----- Records for the exercise
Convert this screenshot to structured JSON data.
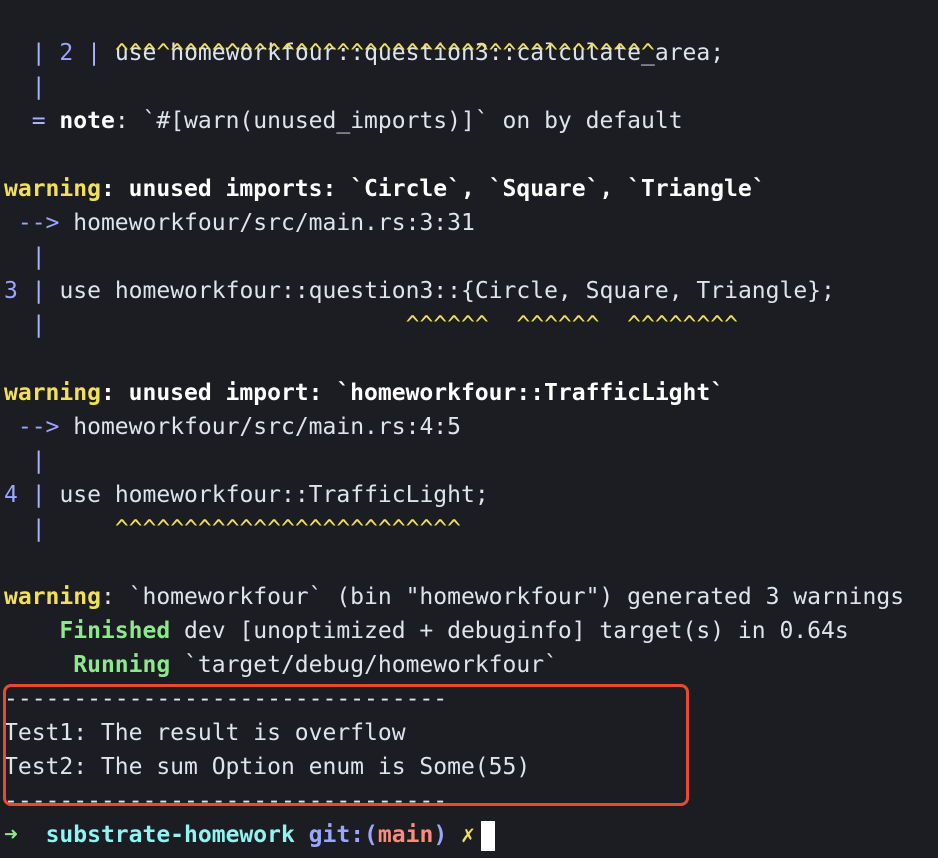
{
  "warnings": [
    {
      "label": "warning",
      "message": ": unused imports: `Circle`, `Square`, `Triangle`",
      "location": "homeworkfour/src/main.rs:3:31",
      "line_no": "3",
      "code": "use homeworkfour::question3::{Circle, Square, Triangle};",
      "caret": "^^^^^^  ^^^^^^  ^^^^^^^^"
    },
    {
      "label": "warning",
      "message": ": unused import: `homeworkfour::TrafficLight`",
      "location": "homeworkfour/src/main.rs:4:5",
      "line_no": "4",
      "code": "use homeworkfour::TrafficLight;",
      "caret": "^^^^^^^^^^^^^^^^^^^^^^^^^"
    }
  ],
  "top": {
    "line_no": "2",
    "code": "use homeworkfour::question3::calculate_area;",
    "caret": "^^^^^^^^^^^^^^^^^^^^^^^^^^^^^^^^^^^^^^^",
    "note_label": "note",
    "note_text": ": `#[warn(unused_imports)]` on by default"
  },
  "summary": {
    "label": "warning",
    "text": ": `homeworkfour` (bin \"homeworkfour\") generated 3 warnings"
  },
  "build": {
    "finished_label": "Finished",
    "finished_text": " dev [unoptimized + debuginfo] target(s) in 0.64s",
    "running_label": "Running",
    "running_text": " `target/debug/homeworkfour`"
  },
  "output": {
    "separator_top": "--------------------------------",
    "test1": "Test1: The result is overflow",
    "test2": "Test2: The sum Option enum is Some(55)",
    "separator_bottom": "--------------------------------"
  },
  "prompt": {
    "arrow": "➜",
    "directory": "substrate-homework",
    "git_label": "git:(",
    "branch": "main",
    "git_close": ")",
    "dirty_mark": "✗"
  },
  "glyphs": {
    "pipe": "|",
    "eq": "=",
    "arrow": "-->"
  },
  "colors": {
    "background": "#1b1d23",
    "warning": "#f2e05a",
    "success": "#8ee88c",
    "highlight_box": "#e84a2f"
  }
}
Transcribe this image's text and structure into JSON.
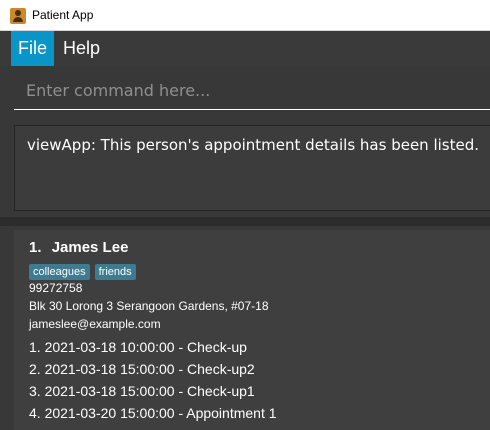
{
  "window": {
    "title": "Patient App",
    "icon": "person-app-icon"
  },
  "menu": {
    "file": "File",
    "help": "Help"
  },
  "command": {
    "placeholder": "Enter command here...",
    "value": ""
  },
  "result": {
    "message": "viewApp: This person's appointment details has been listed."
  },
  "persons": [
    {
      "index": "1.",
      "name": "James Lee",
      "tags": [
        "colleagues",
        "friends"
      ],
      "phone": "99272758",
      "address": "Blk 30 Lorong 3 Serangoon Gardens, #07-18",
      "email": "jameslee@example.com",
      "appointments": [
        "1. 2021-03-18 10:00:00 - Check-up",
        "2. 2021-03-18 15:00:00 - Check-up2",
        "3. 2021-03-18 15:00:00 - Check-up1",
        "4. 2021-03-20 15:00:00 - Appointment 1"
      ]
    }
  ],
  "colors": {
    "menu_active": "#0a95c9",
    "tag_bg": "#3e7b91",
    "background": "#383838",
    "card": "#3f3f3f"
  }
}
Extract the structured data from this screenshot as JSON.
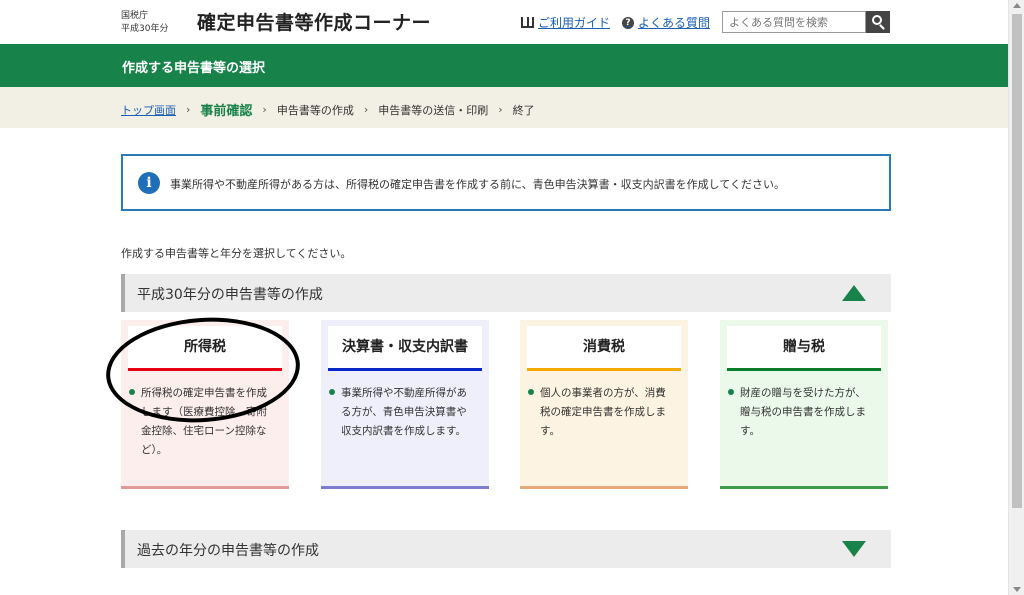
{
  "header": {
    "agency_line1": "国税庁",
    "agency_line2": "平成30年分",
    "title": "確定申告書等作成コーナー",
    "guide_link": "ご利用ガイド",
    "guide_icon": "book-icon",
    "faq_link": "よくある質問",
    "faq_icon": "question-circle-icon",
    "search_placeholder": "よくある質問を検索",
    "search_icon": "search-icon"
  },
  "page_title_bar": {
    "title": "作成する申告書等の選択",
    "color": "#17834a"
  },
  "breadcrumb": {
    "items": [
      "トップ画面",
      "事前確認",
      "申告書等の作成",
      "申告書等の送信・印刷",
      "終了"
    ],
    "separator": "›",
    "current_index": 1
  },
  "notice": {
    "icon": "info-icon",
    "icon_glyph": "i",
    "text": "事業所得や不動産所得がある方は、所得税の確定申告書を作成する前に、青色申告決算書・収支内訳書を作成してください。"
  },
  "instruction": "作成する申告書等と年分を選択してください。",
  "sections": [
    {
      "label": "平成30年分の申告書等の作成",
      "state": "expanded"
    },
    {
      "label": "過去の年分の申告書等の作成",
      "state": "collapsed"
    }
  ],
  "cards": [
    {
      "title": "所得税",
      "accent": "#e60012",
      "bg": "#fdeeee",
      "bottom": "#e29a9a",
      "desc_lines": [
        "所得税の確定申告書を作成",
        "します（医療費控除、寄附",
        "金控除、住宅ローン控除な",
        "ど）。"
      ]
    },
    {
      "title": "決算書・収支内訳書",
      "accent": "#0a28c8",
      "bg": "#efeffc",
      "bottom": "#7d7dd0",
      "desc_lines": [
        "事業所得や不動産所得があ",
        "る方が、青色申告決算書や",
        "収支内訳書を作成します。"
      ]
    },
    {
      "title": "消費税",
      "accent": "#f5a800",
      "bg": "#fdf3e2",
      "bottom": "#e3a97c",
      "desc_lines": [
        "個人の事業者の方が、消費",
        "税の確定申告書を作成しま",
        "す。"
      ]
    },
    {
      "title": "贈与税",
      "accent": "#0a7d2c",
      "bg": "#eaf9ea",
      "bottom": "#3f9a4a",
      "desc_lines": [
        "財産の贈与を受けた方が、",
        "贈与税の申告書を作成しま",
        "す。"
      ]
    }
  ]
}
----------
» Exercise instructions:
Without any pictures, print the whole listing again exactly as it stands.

» Exercise output:
Convert this screenshot to structured JSON data.
{
  "warnings": [
    {
      "label": "warning",
      "message": ": unused imports: `Circle`, `Square`, `Triangle`",
      "location": "homeworkfour/src/main.rs:3:31",
      "line_no": "3",
      "code": "use homeworkfour::question3::{Circle, Square, Triangle};",
      "caret": "^^^^^^  ^^^^^^  ^^^^^^^^"
    },
    {
      "label": "warning",
      "message": ": unused import: `homeworkfour::TrafficLight`",
      "location": "homeworkfour/src/main.rs:4:5",
      "line_no": "4",
      "code": "use homeworkfour::TrafficLight;",
      "caret": "^^^^^^^^^^^^^^^^^^^^^^^^^"
    }
  ],
  "top": {
    "line_no": "2",
    "code": "use homeworkfour::question3::calculate_area;",
    "caret": "^^^^^^^^^^^^^^^^^^^^^^^^^^^^^^^^^^^^^^^",
    "note_label": "note",
    "note_text": ": `#[warn(unused_imports)]` on by default"
  },
  "summary": {
    "label": "warning",
    "text": ": `homeworkfour` (bin \"homeworkfour\") generated 3 warnings"
  },
  "build": {
    "finished_label": "Finished",
    "finished_text": " dev [unoptimized + debuginfo] target(s) in 0.64s",
    "running_label": "Running",
    "running_text": " `target/debug/homeworkfour`"
  },
  "output": {
    "separator_top": "--------------------------------",
    "test1": "Test1: The result is overflow",
    "test2": "Test2: The sum Option enum is Some(55)",
    "separator_bottom": "--------------------------------"
  },
  "prompt": {
    "arrow": "➜",
    "directory": "substrate-homework",
    "git_label": "git:(",
    "branch": "main",
    "git_close": ")",
    "dirty_mark": "✗"
  },
  "glyphs": {
    "pipe": "|",
    "eq": "=",
    "arrow": "-->"
  },
  "colors": {
    "background": "#1b1d23",
    "warning": "#f2e05a",
    "success": "#8ee88c",
    "highlight_box": "#e84a2f"
  }
}
Transcribe this image's text and structure into JSON.
{
  "window": {
    "title": "Patient App",
    "icon": "person-app-icon"
  },
  "menu": {
    "file": "File",
    "help": "Help"
  },
  "command": {
    "placeholder": "Enter command here...",
    "value": ""
  },
  "result": {
    "message": "viewApp: This person's appointment details has been listed."
  },
  "persons": [
    {
      "index": "1.",
      "name": "James Lee",
      "tags": [
        "colleagues",
        "friends"
      ],
      "phone": "99272758",
      "address": "Blk 30 Lorong 3 Serangoon Gardens, #07-18",
      "email": "jameslee@example.com",
      "appointments": [
        "1. 2021-03-18 10:00:00 - Check-up",
        "2. 2021-03-18 15:00:00 - Check-up2",
        "3. 2021-03-18 15:00:00 - Check-up1",
        "4. 2021-03-20 15:00:00 - Appointment 1"
      ]
    }
  ],
  "colors": {
    "menu_active": "#0a95c9",
    "tag_bg": "#3e7b91",
    "background": "#383838",
    "card": "#3f3f3f"
  }
}
Extract the structured data from this screenshot as JSON.
{
  "header": {
    "agency_line1": "国税庁",
    "agency_line2": "平成30年分",
    "title": "確定申告書等作成コーナー",
    "guide_link": "ご利用ガイド",
    "guide_icon": "book-icon",
    "faq_link": "よくある質問",
    "faq_icon": "question-circle-icon",
    "search_placeholder": "よくある質問を検索",
    "search_icon": "search-icon"
  },
  "page_title_bar": {
    "title": "作成する申告書等の選択",
    "color": "#17834a"
  },
  "breadcrumb": {
    "items": [
      "トップ画面",
      "事前確認",
      "申告書等の作成",
      "申告書等の送信・印刷",
      "終了"
    ],
    "separator": "›",
    "current_index": 1
  },
  "notice": {
    "icon": "info-icon",
    "icon_glyph": "i",
    "text": "事業所得や不動産所得がある方は、所得税の確定申告書を作成する前に、青色申告決算書・収支内訳書を作成してください。"
  },
  "instruction": "作成する申告書等と年分を選択してください。",
  "sections": [
    {
      "label": "平成30年分の申告書等の作成",
      "state": "expanded"
    },
    {
      "label": "過去の年分の申告書等の作成",
      "state": "collapsed"
    }
  ],
  "cards": [
    {
      "title": "所得税",
      "accent": "#e60012",
      "bg": "#fdeeee",
      "bottom": "#e29a9a",
      "desc_lines": [
        "所得税の確定申告書を作成",
        "します（医療費控除、寄附",
        "金控除、住宅ローン控除な",
        "ど）。"
      ]
    },
    {
      "title": "決算書・収支内訳書",
      "accent": "#0a28c8",
      "bg": "#efeffc",
      "bottom": "#7d7dd0",
      "desc_lines": [
        "事業所得や不動産所得があ",
        "る方が、青色申告決算書や",
        "収支内訳書を作成します。"
      ]
    },
    {
      "title": "消費税",
      "accent": "#f5a800",
      "bg": "#fdf3e2",
      "bottom": "#e3a97c",
      "desc_lines": [
        "個人の事業者の方が、消費",
        "税の確定申告書を作成しま",
        "す。"
      ]
    },
    {
      "title": "贈与税",
      "accent": "#0a7d2c",
      "bg": "#eaf9ea",
      "bottom": "#3f9a4a",
      "desc_lines": [
        "財産の贈与を受けた方が、",
        "贈与税の申告書を作成しま",
        "す。"
      ]
    }
  ]
}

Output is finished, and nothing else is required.